Old Lighthouse

Old Lighthouse

Perched on a cliff high above the restless sea, the par-3 seventh hole at Quivira Golf Club, its deep, elongated green carved into the base of a massive dune, is one of the most dramatic one-shotters Jack Nicklaus has ever built. As Quivira regulars know, the cart path leading from the seventh green to the eighth tee swings past a stunning stretch of seaside cliffs, the ocean surging into the rock-studded shore far below. The path eventually leads to an equally memorable site, the region’s original lighthouse at the tip of the Baja peninsula.

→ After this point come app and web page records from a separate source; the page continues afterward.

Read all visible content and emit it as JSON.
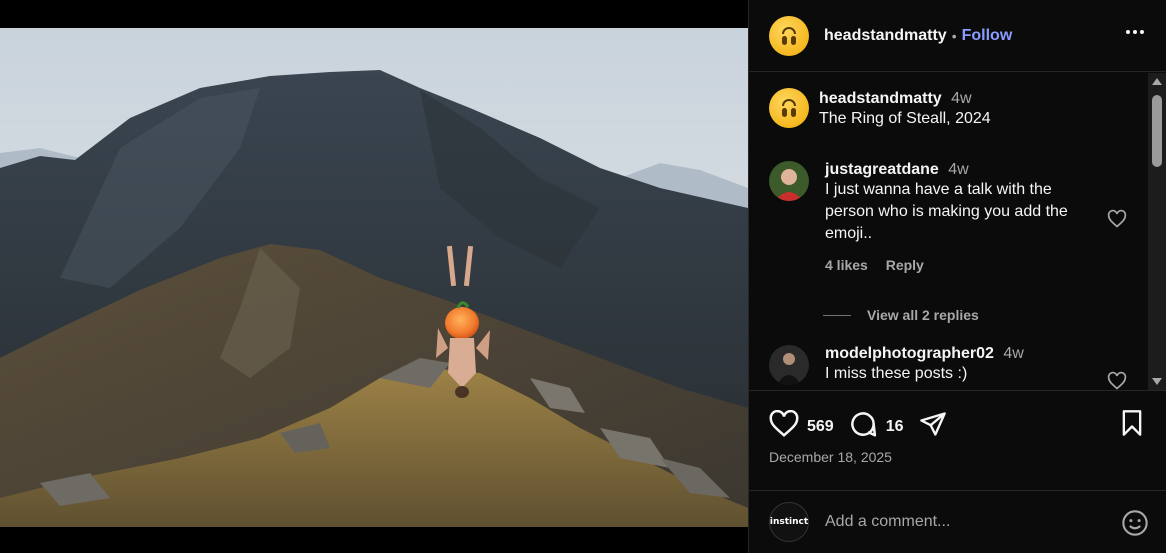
{
  "post": {
    "author": "headstandmatty",
    "follow_label": "Follow",
    "separator": "•",
    "more_label": "•••"
  },
  "caption": {
    "author": "headstandmatty",
    "time": "4w",
    "text": "The Ring of Steall, 2024"
  },
  "comments": [
    {
      "author": "justagreatdane",
      "time": "4w",
      "text": "I just wanna have a talk with the person who is making you add the emoji..",
      "likes": "4 likes",
      "reply_label": "Reply",
      "view_replies": "View all 2 replies"
    },
    {
      "author": "modelphotographer02",
      "time": "4w",
      "text": "I miss these posts :)"
    }
  ],
  "actions": {
    "like_count": "569",
    "comment_count": "16",
    "date": "December 18, 2025"
  },
  "add_comment": {
    "placeholder": "Add a comment...",
    "avatar_text": "instinct"
  },
  "icons": {
    "like": "heart-icon",
    "comment": "comment-bubble-icon",
    "share": "paper-plane-icon",
    "save": "bookmark-icon",
    "emoji": "smiley-icon",
    "more": "more-horizontal-icon"
  },
  "colors": {
    "background": "#0b0b0c",
    "follow": "#8b9cff",
    "muted": "#a8a8a8"
  }
}
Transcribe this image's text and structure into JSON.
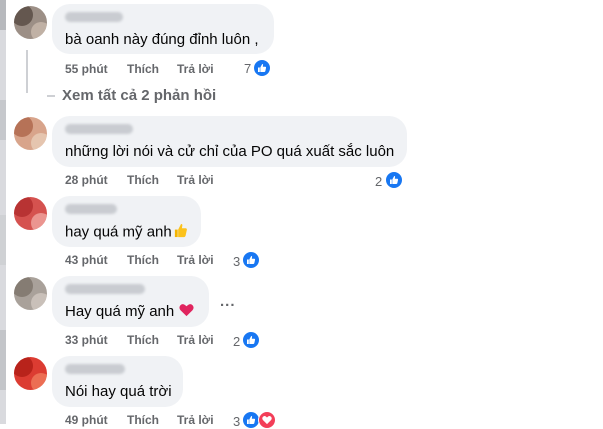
{
  "theme": {
    "bubble_bg": "#f0f2f5",
    "meta_color": "#65676b",
    "like_blue": "#1877f2",
    "love_red": "#f33e58"
  },
  "actions": {
    "like": "Thích",
    "reply": "Trả lời"
  },
  "view_replies": "Xem tất cả 2 phản hồi",
  "comments": [
    {
      "text": "bà oanh này đúng đỉnh luôn ,",
      "time": "55 phút",
      "reactions": "7",
      "reaction_icons": [
        "like-icon"
      ]
    },
    {
      "text": "những lời nói và cử chỉ của PO quá xuất sắc luôn",
      "time": "28 phút",
      "reactions": "2",
      "reaction_icons": [
        "like-icon"
      ]
    },
    {
      "text": "hay quá mỹ anh",
      "emoji": "thumbs-up-emoji",
      "time": "43 phút",
      "reactions": "3",
      "reaction_icons": [
        "like-icon"
      ]
    },
    {
      "text": "Hay quá mỹ anh",
      "emoji": "red-heart-emoji",
      "more": "...",
      "time": "33 phút",
      "reactions": "2",
      "reaction_icons": [
        "like-icon"
      ]
    },
    {
      "text": "Nói hay quá trời",
      "time": "49 phút",
      "reactions": "3",
      "reaction_icons": [
        "like-icon",
        "heart-icon"
      ]
    }
  ]
}
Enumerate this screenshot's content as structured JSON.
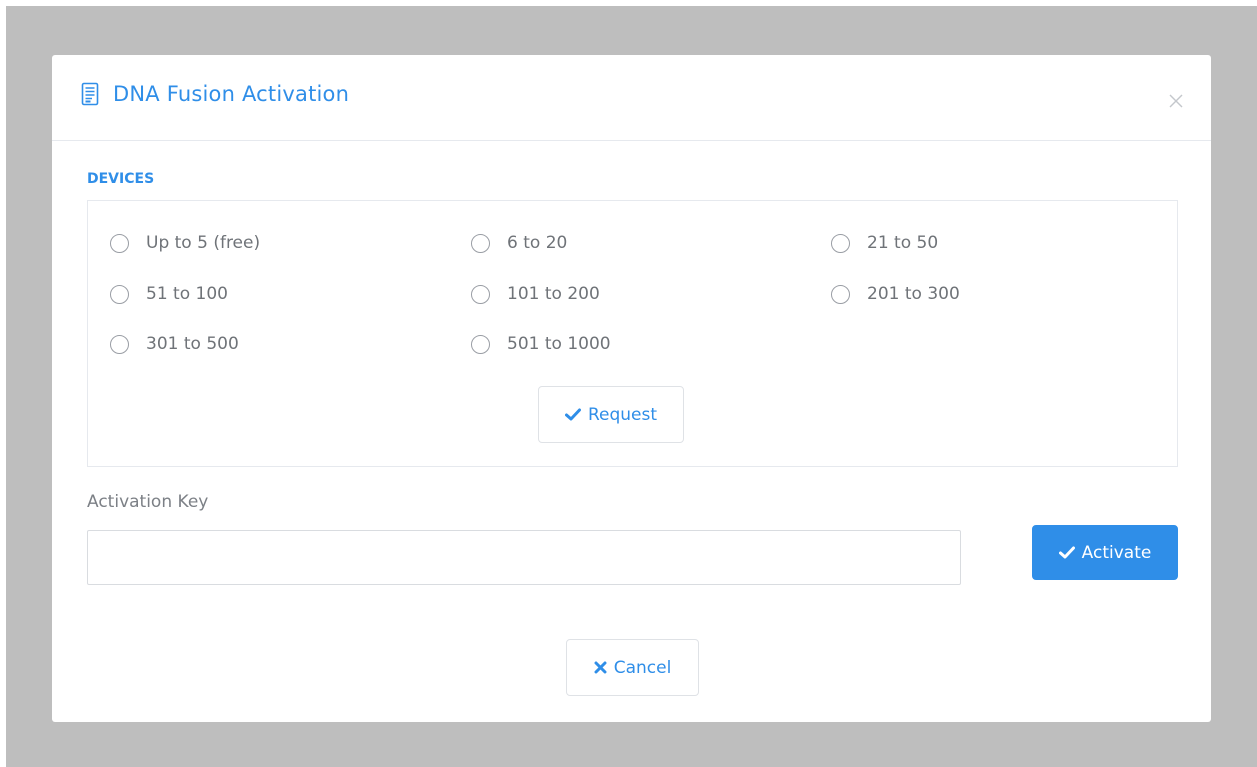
{
  "dialog": {
    "title": "DNA Fusion Activation",
    "title_icon": "document-icon",
    "close_icon": "close-icon"
  },
  "devices": {
    "label": "DEVICES",
    "options": [
      {
        "label": "Up to 5 (free)",
        "selected": false
      },
      {
        "label": "6 to 20",
        "selected": false
      },
      {
        "label": "21 to 50",
        "selected": false
      },
      {
        "label": "51 to 100",
        "selected": false
      },
      {
        "label": "101 to 200",
        "selected": false
      },
      {
        "label": "201 to 300",
        "selected": false
      },
      {
        "label": "301 to 500",
        "selected": false
      },
      {
        "label": "501 to 1000",
        "selected": false
      }
    ],
    "request_button": "Request"
  },
  "activation": {
    "label": "Activation Key",
    "value": "",
    "placeholder": "",
    "activate_button": "Activate"
  },
  "footer": {
    "cancel_button": "Cancel"
  },
  "colors": {
    "accent": "#2f8ee8",
    "backdrop": "#bebebe",
    "border": "#e6e9ee",
    "muted_text": "#6f7378"
  }
}
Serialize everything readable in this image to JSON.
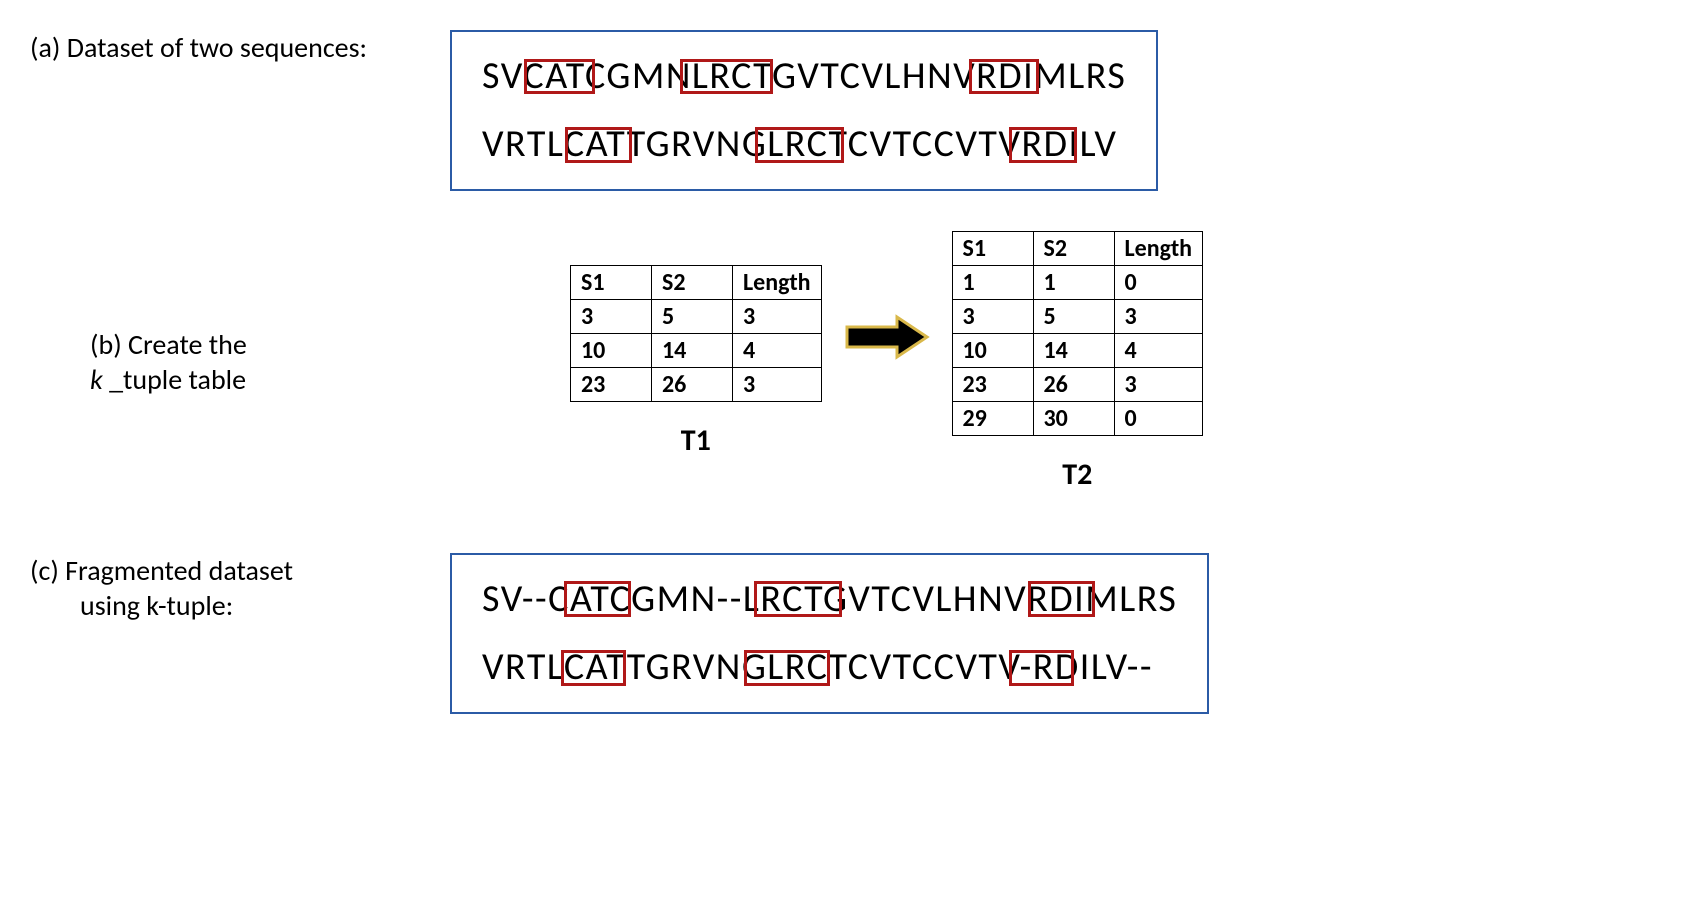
{
  "sectionA": {
    "label_prefix": "(a) ",
    "label": "Dataset of two sequences:",
    "seq1": "SVCATCGMNLRCTGVTCVLHNVRDIMLRS",
    "seq2": "VRTLCATTGRVNGLRCTCVTCCVTVRDILV",
    "highlights": {
      "seq1": [
        {
          "start": 2,
          "len": 3
        },
        {
          "start": 9,
          "len": 4
        },
        {
          "start": 22,
          "len": 3
        }
      ],
      "seq2": [
        {
          "start": 4,
          "len": 3
        },
        {
          "start": 13,
          "len": 4
        },
        {
          "start": 25,
          "len": 3
        }
      ]
    }
  },
  "sectionB": {
    "label_prefix": "(b) ",
    "label_line1": "Create the",
    "label_line2_k": "k",
    "label_line2_rest": " _tuple table",
    "t1": {
      "name": "T1",
      "headers": [
        "S1",
        "S2",
        "Length"
      ],
      "rows": [
        [
          "3",
          "5",
          "3"
        ],
        [
          "10",
          "14",
          "4"
        ],
        [
          "23",
          "26",
          "3"
        ]
      ]
    },
    "t2": {
      "name": "T2",
      "headers": [
        "S1",
        "S2",
        "Length"
      ],
      "rows": [
        [
          "1",
          "1",
          "0"
        ],
        [
          "3",
          "5",
          "3"
        ],
        [
          "10",
          "14",
          "4"
        ],
        [
          "23",
          "26",
          "3"
        ],
        [
          "29",
          "30",
          "0"
        ]
      ]
    }
  },
  "sectionC": {
    "label_prefix": "(c) ",
    "label_line1": "Fragmented dataset",
    "label_line2": "using k-tuple:",
    "seq1": "SV--CATCGMN--LRCTGVTCVLHNVRDIMLRS",
    "seq2": "VRTLCATTGRVNGLRCTCVTCCVTV-RDILV--",
    "highlights": {
      "seq1": [
        {
          "start": 4,
          "len": 3
        },
        {
          "start": 13,
          "len": 4
        },
        {
          "start": 26,
          "len": 3
        }
      ],
      "seq2": [
        {
          "start": 4,
          "len": 3
        },
        {
          "start": 13,
          "len": 4
        },
        {
          "start": 26,
          "len": 3
        }
      ]
    }
  }
}
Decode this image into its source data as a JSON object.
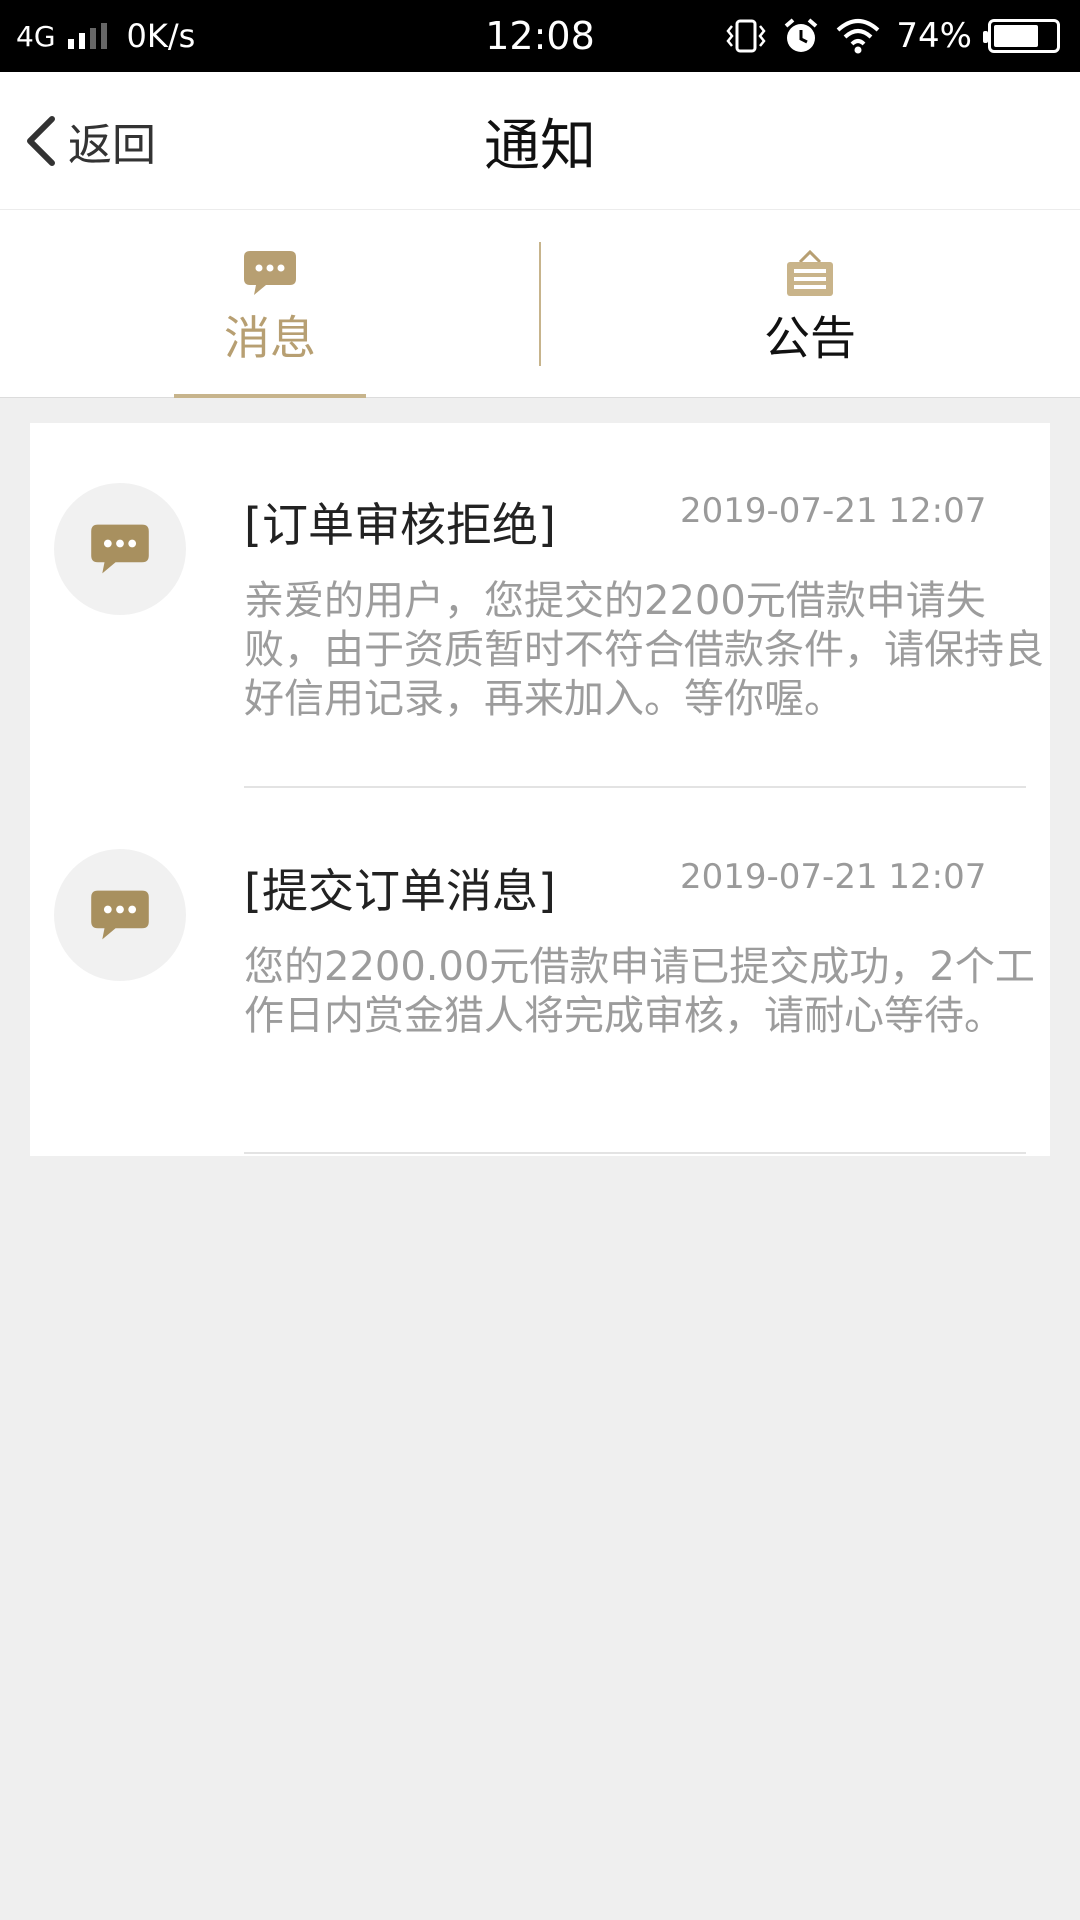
{
  "status_bar": {
    "network": "4G",
    "speed": "0K/s",
    "time": "12:08",
    "battery_pct": "74%",
    "battery_level": 0.74
  },
  "header": {
    "back_label": "返回",
    "title": "通知"
  },
  "tabs": [
    {
      "label": "消息",
      "icon": "chat-bubble-icon",
      "active": true
    },
    {
      "label": "公告",
      "icon": "notice-board-icon",
      "active": false
    }
  ],
  "colors": {
    "accent": "#b79f72",
    "status_bar_bg": "#000000",
    "page_bg": "#efefef"
  },
  "messages": [
    {
      "title": "[订单审核拒绝]",
      "time": "2019-07-21 12:07",
      "body": "亲爱的用户，您提交的2200元借款申请失败，由于资质暂时不符合借款条件，请保持良好信用记录，再来加入。等你喔。"
    },
    {
      "title": "[提交订单消息]",
      "time": "2019-07-21 12:07",
      "body": "您的2200.00元借款申请已提交成功，2个工作日内赏金猎人将完成审核，请耐心等待。"
    }
  ]
}
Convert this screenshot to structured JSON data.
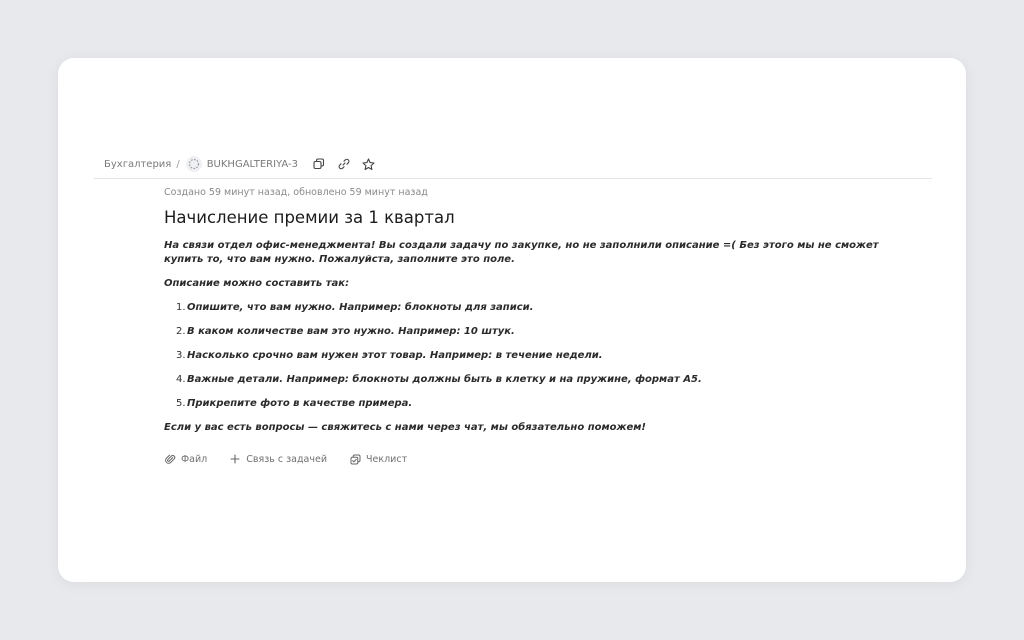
{
  "breadcrumb": {
    "queue": "Бухгалтерия",
    "separator": "/",
    "status_icon": "status-open-icon",
    "issue_key": "BUKHGALTERIYA-3",
    "tools": [
      "copy-icon",
      "link-icon",
      "star-icon"
    ]
  },
  "issue": {
    "meta": "Создано 59 минут назад, обновлено 59 минут назад",
    "title": "Начисление премии за 1 квартал",
    "intro": "На связи отдел офис-менеджмента! Вы создали задачу по закупке, но не заполнили описание  =( Без этого мы не сможет купить то, что вам нужно. Пожалуйста, заполните это поле.",
    "howto": "Описание можно составить так:",
    "steps": [
      {
        "num": "1.",
        "text": "Опишите, что вам нужно. Например: блокноты для записи."
      },
      {
        "num": "2.",
        "text": "В каком количестве вам это нужно. Например: 10 штук."
      },
      {
        "num": "3.",
        "text": "Насколько срочно вам нужен этот товар. Например: в течение недели."
      },
      {
        "num": "4.",
        "text": "Важные детали. Например: блокноты должны быть в клетку и на пружине, формат А5."
      },
      {
        "num": "5.",
        "text": "Прикрепите фото в качестве примера."
      }
    ],
    "outro": "Если у вас есть вопросы — свяжитесь с нами через чат, мы обязательно поможем!"
  },
  "actions": {
    "file_label": "Файл",
    "link_label": "Связь с задачей",
    "checklist_label": "Чеклист"
  },
  "colors": {
    "background": "#e7e9ec",
    "card": "#ffffff",
    "text": "#1f1f1f",
    "muted": "#7a7a7a"
  }
}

Situated at kilometer zero at true Land’s End--the exact place where the Sea of Cortes meets the Pacific Ocean--the castle-like lighthouse, known as Faro Viejo, dates to 1905 and is the oldest standing structure in Cabo San Lucas. Even the most score-fixated, pencil-and-scorecard golfer cannot help but marvel at the sturdy construction and octagonal stone tower of this National Historic Monument perched more than 200 feet above the thrashing surf. Though no longer operational, this crenelated edifice has staying power.
A source of inspiration for poets, painters and photographers over the years, Faro Viejo it is by far the most famous lighthouse in Baja California Sur. It is also an enduring symbol of the region’s navigational history and a cultural marker for the community.

Recently renovated, it was designed and built by Joaquin Palacios Gomez, a Spanish engineer from Madrid. Fully exposed to the elements, including numerous fierce hurricanes over the decades, the lighthouse has survived intact for nearly 120 years.

Embedded into a dune directly below Faro Viejo but entirely hidden from view is the Bunker Bar, an amenity for members of the Old Lighthouse Club, a private gated residential community within Quivira Los Cabos. With its 180-degree views of the Sea of Cortez and the Pacific Ocean, the Bunker Bar, unveiled last year, is a cliffhanger of a watering hole. It’s also a fantastic place to enjoy a brilliant Baja sunset and to watch migrating whales from mid-December through March.
Crowning a mountain perch nearly 700 feet above sea level is Cabo’s newer lighthouse, a cylindrical, red-and-white-striped tower that dates to 1959. Faro Viejo may be dark, but this functioning lighthouse emits a white flash at night to guide ship traffic after dark.

While manmade, Faro Viejo is every bit as iconic as El Arco, the natural sea arch at Land’s End visible from multiple vantage points.